Mike Adams, who basically disappeared off the map due to injuries and ineffectiveness after being penciled in as the Brewers closer entering 2005, throwing just 15.2 big league innings over a three-year stretch, has had an amazing revival in San Diego, a 1.85 ERA and 10.5 K/9 the past two seasons, including an 0.73 ERA and just one home run allowed last season.

Read More »

Posted by Baseball Crank at 6:00 PM | Baseball 2010 • | Baseball Studies | Comments (1) | TrackBack (0)
POLITICS: Who Is The Stupid Party Again?

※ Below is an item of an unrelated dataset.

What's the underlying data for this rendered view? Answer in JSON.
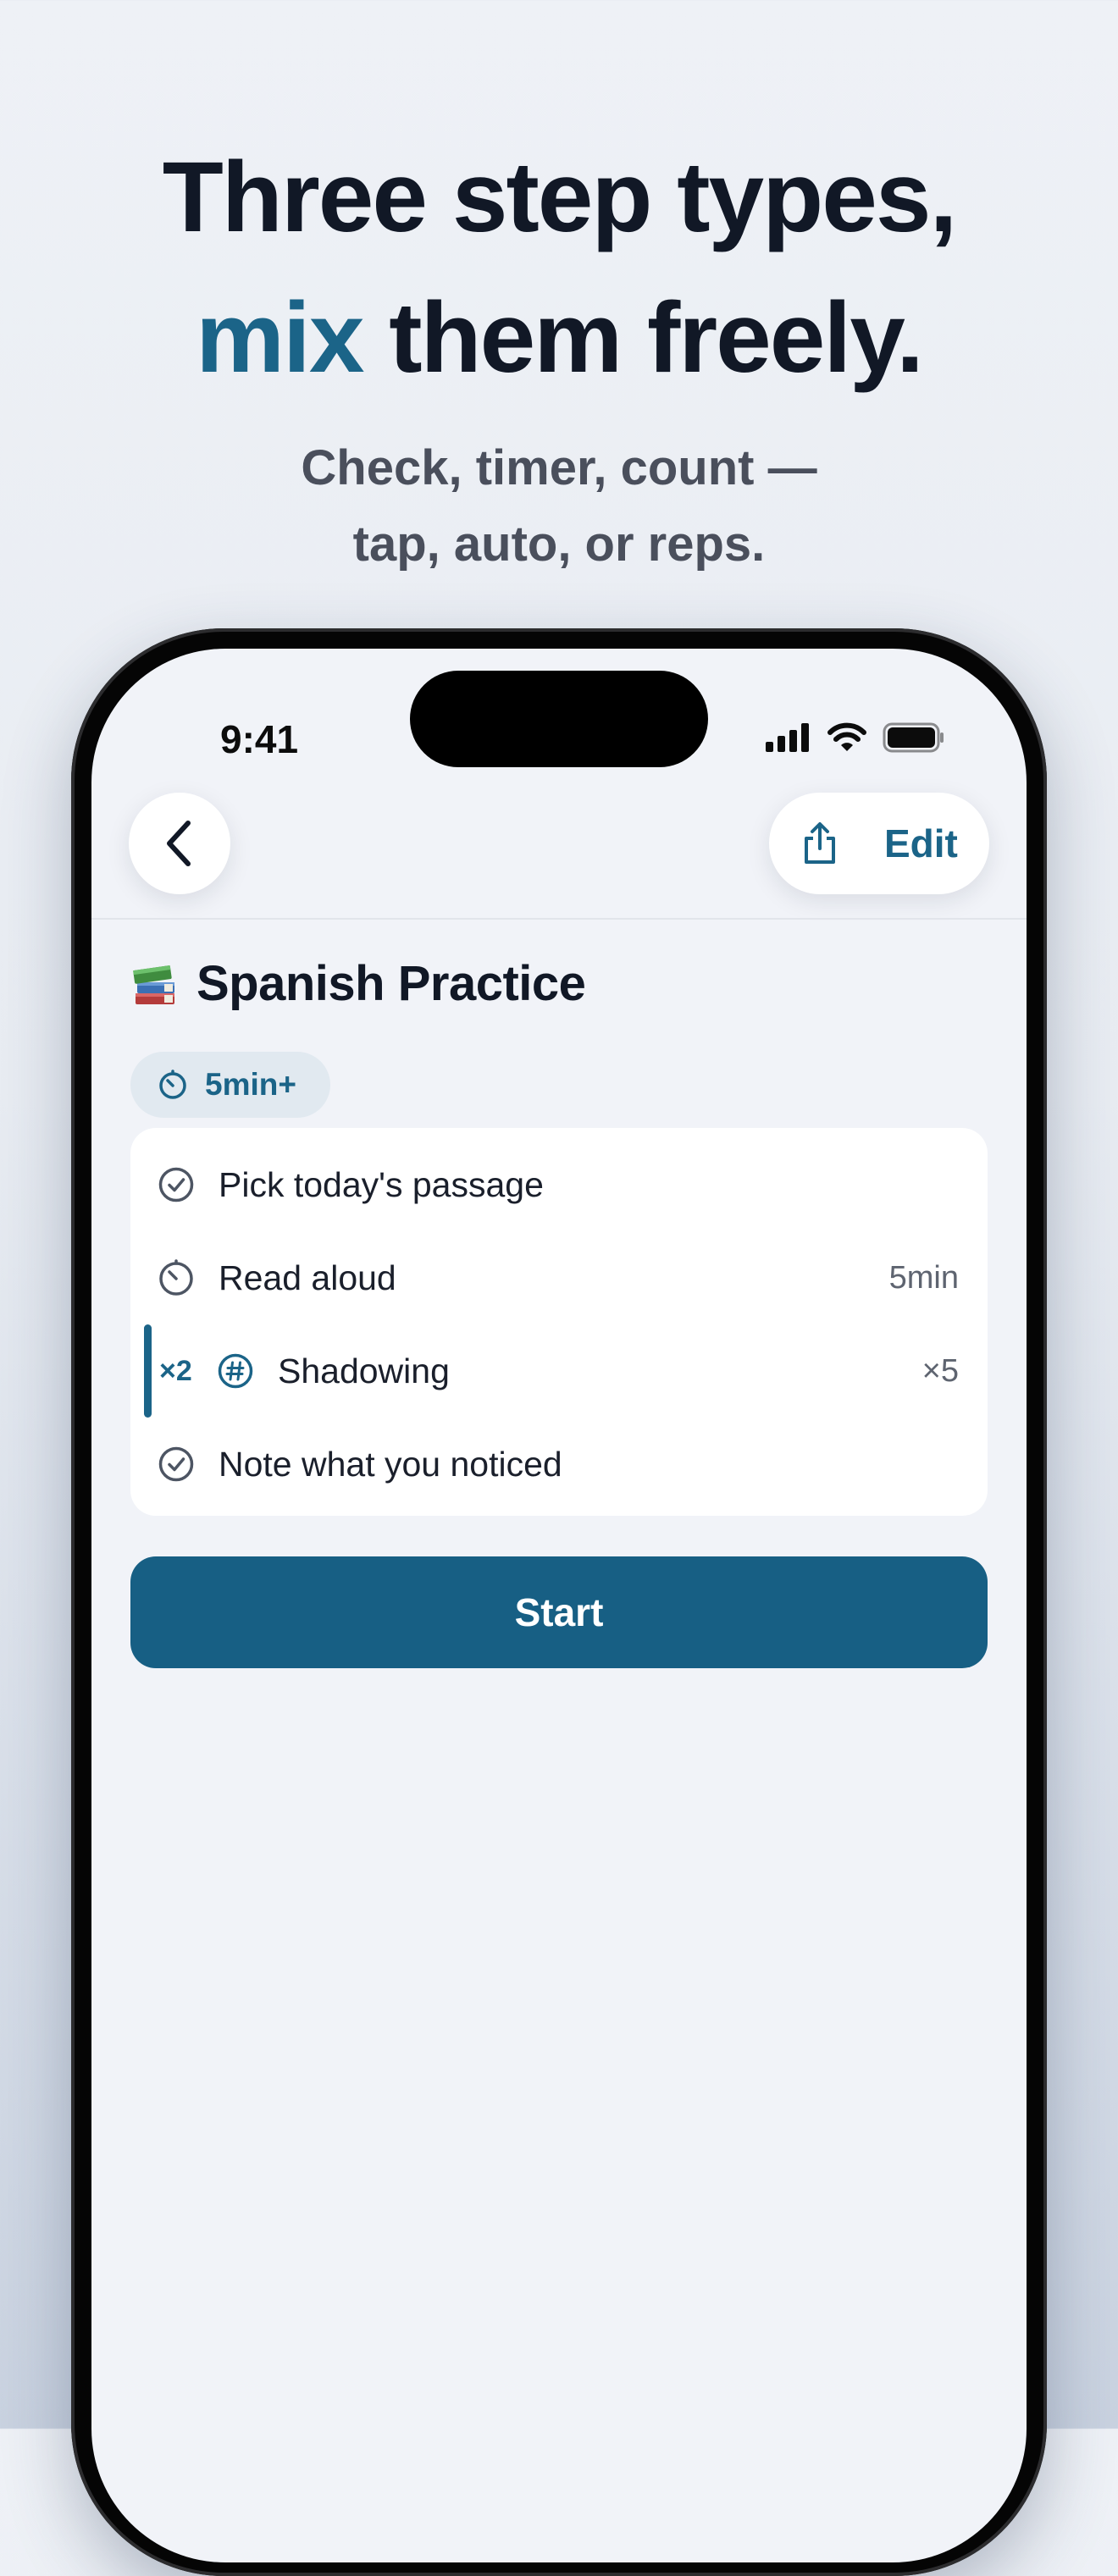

A critical element of the self-image of partisan liberals, especially online, is their insistence on explaining why they are smarter than Republicans and conservatives (you will notice how frequently liberal writers link to polls and pseudo-scientific studies purporting to demonstrate how much smarter liberals and liberal politicians are). There's a longer essay to be had some day on the history of this self-image and why it keeps driving them to pick leaders like Obama, Carter, Clinton and Woodrow Wilson who are tremendously impressed with their own intelligence and not so good with other essential skills and traits, but for now, just go watch this video and laugh.

Or weep, if you consider that guys like this are responsible for running our health care, economy and financial systems.

Either way, I have to say that only a military officer could keep a straight face through this.

Posted by Baseball Crank at 11:46 AM | Politics 2010 | Comments (4) | TrackBack (0)